A Reflection: Fifty Years of Title IX

By Megan Novell, Title IX Coordinator and Equity and Compliance Specialist

This year marks the fiftieth anniversary of the passage of Title IX of the Education Amendments Act of 1972.  In those fifty years, this single sentence of a piece of omnibus educational legislation has reshaped American education for girls and women, and more recently for LGBTQ+ and parenting students, guaranteeing the rights of all people in the United States to access their educational programs free from discrimination on the basis of sex.  

And it has been a remarkably effective piece of civil rights legislation.  In 1971, only about 8% of American women had attained a four-year college degree; by 2021, it was nearly 40%.  Women’s high school graduation rates and participation in graduate and professional programs have followed a similar trajectory, and girls’ and women’s participation in sports has grown exponentially since the passage of Title IX.  (Although interestingly, girls’ participation in high school sports has increased by a nice round number, 1000%, since the early nineteen-seventies, the total number of girls participating in interscholastic athletics still has not caught up to the number of boys participating in similar activities in 1971.) 

In this century, attention has turned toward the importance of the prevention and remedy of sexual harassment and sexual violence in maintaining women’s equal access to education, and the past decade has seen frequent advances and reversals, beginning with the Obama administration’s Dear Colleague Letter in 2011, which detailed to colleges and universities the importance of addressing claims of harassment and assault.  Former Secretary of Education Betsy DeVos rescinded that guidance in 2017, followed shortly by a major revision of Title IX, the first ever, in 2020.  Immediately after taking office, President Biden issued an executive order affirming the right to receive equal treatment under the law regardless of gender identity or sexual orientation, and later guidance specifically affirmed the rights of transgender students and workers.  
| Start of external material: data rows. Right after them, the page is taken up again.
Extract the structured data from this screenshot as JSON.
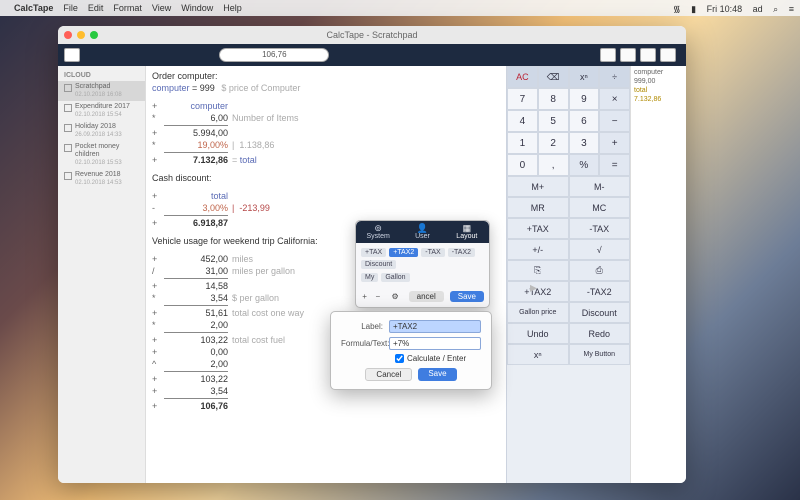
{
  "menubar": {
    "app": "CalcTape",
    "items": [
      "File",
      "Edit",
      "Format",
      "View",
      "Window",
      "Help"
    ],
    "right": {
      "wifi": "⏚",
      "clock": "Fri 10:48",
      "user": "ad",
      "search": "⌕",
      "menu": "≡"
    }
  },
  "window": {
    "title": "CalcTape - Scratchpad",
    "toolbar_value": "106,76"
  },
  "sidebar": {
    "section": "ICLOUD",
    "items": [
      {
        "title": "Scratchpad",
        "sub": "02.10.2018 16:08"
      },
      {
        "title": "Expenditure 2017",
        "sub": "02.10.2018 15:54"
      },
      {
        "title": "Holiday 2018",
        "sub": "26.09.2018 14:33"
      },
      {
        "title": "Pocket money children",
        "sub": "02.10.2018 15:53"
      },
      {
        "title": "Revenue 2018",
        "sub": "02.10.2018 14:53"
      }
    ]
  },
  "tape": {
    "t1": "Order computer:",
    "l_def": "computer",
    "l_def_v": " = 999 ",
    "l_def_n": "$ price of Computer",
    "r1_op": "+",
    "r1_kw": "computer",
    "r2_op": "*",
    "r2_v": "6,00",
    "r2_n": "Number of Items",
    "r3_op": "+",
    "r3_v": "5.994,00",
    "r4_op": "*",
    "r4_v": "19,00%",
    "r4_n": "|  1.138,86",
    "r5_op": "+",
    "r5_v": "7.132,86",
    "r5_n": "= ",
    "r5_kw": "total",
    "t2": "Cash discount:",
    "r6_op": "+",
    "r6_kw": "total",
    "r7_op": "-",
    "r7_v": "3,00%",
    "r7_n": "|  -213,99",
    "r8_op": "+",
    "r8_v": "6.918,87",
    "t3": "Vehicle usage for weekend trip California:",
    "r9_op": "+",
    "r9_v": "452,00",
    "r9_n": "miles",
    "r10_op": "/",
    "r10_v": "31,00",
    "r10_n": "miles per gallon",
    "r11_op": "+",
    "r11_v": "14,58",
    "r12_op": "*",
    "r12_v": "3,54",
    "r12_n": "$ per gallon",
    "r13_op": "+",
    "r13_v": "51,61",
    "r13_n": "total cost one way",
    "r14_op": "*",
    "r14_v": "2,00",
    "r15_op": "+",
    "r15_v": "103,22",
    "r15_n": "total cost fuel",
    "r16_op": "+",
    "r16_v": "0,00",
    "r17_op": "^",
    "r17_v": "2,00",
    "r18_op": "+",
    "r18_v": "103,22",
    "r19_op": "+",
    "r19_v": "3,54",
    "r20_op": "+",
    "r20_v": "106,76"
  },
  "keypad": {
    "top": [
      "AC",
      "⌫",
      "xⁿ",
      "÷"
    ],
    "rows": [
      [
        "7",
        "8",
        "9",
        "×"
      ],
      [
        "4",
        "5",
        "6",
        "−"
      ],
      [
        "1",
        "2",
        "3",
        "+"
      ],
      [
        "0",
        ",",
        "%",
        "="
      ]
    ],
    "mem": [
      "M+",
      "M-",
      "MR",
      "MC",
      "+TAX",
      "-TAX",
      "+/-",
      "√",
      "⎘",
      "⎙",
      "+TAX2",
      "-TAX2",
      "Gallon price",
      "Discount",
      "Undo",
      "Redo",
      "xⁿ",
      "My Button"
    ]
  },
  "notes": {
    "l1": "computer",
    "l1v": "999,00",
    "l2": "total",
    "l2v": "7.132,86"
  },
  "popover": {
    "tabs": [
      "System",
      "User",
      "Layout"
    ],
    "chips": [
      "+TAX",
      "+TAX2",
      "-TAX",
      "-TAX2",
      "Discount",
      "My",
      "Gallon"
    ],
    "plus": "+",
    "minus": "−",
    "gear": "⚙",
    "cancel": "ancel",
    "save": "Save"
  },
  "dialog": {
    "label_l": "Label:",
    "label_v": "+TAX2",
    "formula_l": "Formula/Text:",
    "formula_v": "+7%",
    "check": "Calculate / Enter",
    "cancel": "Cancel",
    "save": "Save"
  }
}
This past summer, the Department of Education proposed new regulations governing schools’ prevention of and response to sex discrimination; after a period for public comment, which drew nearly a quarter of a million responses, “recipients” (of Federal funding contingent on complying with Title IX regulations — i.e., us) now await the issuance of the “final rule.”
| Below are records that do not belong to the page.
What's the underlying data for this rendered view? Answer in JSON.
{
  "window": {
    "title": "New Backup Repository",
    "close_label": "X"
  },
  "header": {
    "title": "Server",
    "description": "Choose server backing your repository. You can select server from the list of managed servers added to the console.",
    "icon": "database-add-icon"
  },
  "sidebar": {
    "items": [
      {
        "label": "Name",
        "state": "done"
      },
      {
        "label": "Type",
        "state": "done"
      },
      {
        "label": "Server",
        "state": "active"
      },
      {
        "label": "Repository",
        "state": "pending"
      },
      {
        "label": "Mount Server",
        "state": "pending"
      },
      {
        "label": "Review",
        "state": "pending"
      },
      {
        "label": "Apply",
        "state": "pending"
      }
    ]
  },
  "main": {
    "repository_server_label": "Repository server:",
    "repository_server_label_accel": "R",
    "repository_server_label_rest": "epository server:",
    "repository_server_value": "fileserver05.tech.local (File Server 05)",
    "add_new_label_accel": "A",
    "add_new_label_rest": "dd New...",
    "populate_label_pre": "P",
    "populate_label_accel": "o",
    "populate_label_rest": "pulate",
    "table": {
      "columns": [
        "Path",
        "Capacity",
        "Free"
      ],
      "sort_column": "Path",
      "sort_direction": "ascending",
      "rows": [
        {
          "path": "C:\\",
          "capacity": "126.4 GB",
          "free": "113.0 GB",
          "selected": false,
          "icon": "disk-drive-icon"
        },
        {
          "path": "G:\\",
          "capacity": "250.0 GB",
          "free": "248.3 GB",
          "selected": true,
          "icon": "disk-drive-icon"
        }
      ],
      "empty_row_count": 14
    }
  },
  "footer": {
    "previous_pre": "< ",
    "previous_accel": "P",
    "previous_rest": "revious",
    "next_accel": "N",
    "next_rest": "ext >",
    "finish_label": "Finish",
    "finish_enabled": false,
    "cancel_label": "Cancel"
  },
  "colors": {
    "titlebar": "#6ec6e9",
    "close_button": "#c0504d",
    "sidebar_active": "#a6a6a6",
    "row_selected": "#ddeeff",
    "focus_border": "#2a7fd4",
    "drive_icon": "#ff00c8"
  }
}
Needless to say, it is an exciting time to be a Title IX practitioner!  I doubt that any of the architects of the law would have anticipated the precise sociocultural position we find ourselves in today, where issues of sexual equality are the subject of some of our most contentious cultural divides.  But here we are!  From small-town libraries to state legislatures to the Supreme Court, here we are: laws and policies that shape the lives of women and parents and queer people are changing again.

Yet what we can do to continue to support our students and maintain inclusive communities is the same.  The same as what?  The same as what we do to support anything we love and care about.  Give our time and attention.  Make sure people know they are valued.  And use our talents and gifts to build the world we want to live in.
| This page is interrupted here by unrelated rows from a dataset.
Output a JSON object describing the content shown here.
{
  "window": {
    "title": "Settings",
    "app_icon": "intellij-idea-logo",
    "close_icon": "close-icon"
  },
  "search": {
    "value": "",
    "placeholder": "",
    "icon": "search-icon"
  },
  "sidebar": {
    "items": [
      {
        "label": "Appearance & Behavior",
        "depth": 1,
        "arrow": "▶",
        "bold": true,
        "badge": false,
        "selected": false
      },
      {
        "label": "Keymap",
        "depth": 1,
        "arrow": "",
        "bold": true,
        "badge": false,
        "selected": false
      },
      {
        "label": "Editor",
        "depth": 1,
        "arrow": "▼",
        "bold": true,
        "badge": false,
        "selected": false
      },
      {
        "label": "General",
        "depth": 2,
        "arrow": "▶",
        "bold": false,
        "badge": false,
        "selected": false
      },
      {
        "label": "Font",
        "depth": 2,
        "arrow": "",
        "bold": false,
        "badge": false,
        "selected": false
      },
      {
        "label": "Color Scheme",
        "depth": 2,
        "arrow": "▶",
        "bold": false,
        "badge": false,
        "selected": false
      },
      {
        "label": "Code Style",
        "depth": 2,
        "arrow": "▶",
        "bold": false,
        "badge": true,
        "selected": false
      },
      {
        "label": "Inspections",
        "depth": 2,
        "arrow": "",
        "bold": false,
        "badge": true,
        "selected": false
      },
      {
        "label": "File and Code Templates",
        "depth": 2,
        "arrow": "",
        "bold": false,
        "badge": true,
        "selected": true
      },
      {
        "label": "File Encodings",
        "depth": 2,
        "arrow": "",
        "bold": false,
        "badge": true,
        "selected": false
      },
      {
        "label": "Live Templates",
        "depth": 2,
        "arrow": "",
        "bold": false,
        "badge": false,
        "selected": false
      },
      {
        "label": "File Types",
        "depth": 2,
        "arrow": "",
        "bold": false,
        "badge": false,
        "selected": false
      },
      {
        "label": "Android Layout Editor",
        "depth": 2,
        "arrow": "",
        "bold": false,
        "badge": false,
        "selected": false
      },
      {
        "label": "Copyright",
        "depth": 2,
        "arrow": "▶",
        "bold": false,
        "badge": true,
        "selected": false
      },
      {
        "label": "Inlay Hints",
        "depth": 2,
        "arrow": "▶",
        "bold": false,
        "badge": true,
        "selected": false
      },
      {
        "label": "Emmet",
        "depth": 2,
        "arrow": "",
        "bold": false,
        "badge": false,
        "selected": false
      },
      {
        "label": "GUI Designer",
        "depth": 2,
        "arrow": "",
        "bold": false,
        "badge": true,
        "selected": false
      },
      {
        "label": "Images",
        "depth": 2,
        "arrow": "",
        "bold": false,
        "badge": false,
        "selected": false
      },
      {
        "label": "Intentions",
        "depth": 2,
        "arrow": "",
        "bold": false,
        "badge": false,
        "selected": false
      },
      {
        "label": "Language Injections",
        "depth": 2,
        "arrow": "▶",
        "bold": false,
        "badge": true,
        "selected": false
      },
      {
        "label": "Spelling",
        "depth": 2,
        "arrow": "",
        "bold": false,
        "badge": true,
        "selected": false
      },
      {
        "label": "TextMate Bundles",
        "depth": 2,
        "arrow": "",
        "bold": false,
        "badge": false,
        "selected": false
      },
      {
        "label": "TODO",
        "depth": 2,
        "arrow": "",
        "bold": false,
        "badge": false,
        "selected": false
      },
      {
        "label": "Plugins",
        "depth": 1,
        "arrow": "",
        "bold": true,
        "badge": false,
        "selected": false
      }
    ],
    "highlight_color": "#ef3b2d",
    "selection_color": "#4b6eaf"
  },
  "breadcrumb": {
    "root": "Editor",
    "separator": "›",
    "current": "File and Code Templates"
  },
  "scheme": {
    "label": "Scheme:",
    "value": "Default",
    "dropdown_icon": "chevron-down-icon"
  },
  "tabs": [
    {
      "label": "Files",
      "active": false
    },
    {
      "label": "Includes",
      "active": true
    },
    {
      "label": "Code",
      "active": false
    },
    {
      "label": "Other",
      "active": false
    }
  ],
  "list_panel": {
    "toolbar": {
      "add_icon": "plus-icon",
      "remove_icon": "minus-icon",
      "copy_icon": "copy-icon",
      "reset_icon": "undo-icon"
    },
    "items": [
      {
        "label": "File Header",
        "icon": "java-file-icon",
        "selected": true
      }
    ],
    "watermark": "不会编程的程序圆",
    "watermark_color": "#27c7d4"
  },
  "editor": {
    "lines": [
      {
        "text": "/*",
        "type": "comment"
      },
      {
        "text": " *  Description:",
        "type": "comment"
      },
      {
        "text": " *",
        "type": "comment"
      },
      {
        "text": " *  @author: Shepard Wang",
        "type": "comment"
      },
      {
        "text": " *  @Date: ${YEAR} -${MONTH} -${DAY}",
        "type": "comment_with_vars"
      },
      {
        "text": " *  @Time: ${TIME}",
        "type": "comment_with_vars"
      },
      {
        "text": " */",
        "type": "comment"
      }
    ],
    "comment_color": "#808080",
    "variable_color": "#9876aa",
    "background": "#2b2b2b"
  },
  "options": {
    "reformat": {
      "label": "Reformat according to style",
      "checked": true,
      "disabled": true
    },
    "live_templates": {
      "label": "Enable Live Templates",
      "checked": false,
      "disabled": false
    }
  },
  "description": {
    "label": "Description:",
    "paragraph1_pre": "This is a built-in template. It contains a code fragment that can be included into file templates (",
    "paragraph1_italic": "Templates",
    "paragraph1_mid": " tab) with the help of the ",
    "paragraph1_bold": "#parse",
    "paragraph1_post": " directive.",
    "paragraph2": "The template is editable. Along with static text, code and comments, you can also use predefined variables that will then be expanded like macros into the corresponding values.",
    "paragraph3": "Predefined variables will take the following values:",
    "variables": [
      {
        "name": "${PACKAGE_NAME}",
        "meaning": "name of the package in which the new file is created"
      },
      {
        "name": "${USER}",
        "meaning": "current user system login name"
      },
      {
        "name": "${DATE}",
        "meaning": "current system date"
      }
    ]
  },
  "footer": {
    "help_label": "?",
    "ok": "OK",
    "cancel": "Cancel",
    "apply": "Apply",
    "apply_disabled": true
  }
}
If you teach, signal in your syllabus and in your early remarks to students that you are specifically supportive of women, parents, and LGBTQ+ people.  The precise contours of the law and our institutional obligations to uphold it — that’s my job.  But making students feel valued and as they belong in your classroom doesn’t require any specific knowledge of anyone’s rights.  A single sentence reminding them that they have a right to an education free from harassment and violence, coming from you, will have a significant and meaningful impact on students.  And not only students who may have reason to avail themselves of Title IX protections.  Every person here benefits from our commitment to equal access and equal opportunity.

Those working in other roles at the university have many opportunities to show their investment in an inclusive, welcoming institution, too.  If you’re comfortable with it, a little rainbow flag sticker on your office door goes a surprisingly long way.  (If you want one, call me!)  So too does coming to campus activities that affirm diverse identities, whether lectures or talks, club meetings, games, or celebrations or commemorations of important people or events, even if they are outside of your experience or tradition.  Our students benefit tremendously from informal, friendly relationships with faculty, staff, and administrators, and I think the benefit is mutual.  Even if you feel a little shy about it at first, attending a campus event focused on women’s issues or a subject relevant to LGBTQ+ life can help you better understand both contemporary gender politics and our students as individuals.

Again: responding to discrimination — that’s my job.  But preventing discrimination is something we all have a part in.  The law is one part, and a critical one, but the law alone cannot build a just society.  We have to do that ourselves.

If someone discloses to you any experience that may constitute discrimination on the basis of sex, or any other problematic experience related to sex, sexual orientation, gender identity or expression, or pregnancy or parenting status, call or email me at (313) 993-1802, novellme@udmercy.edu, or use our online reporting form at udmercy.edu/titleix.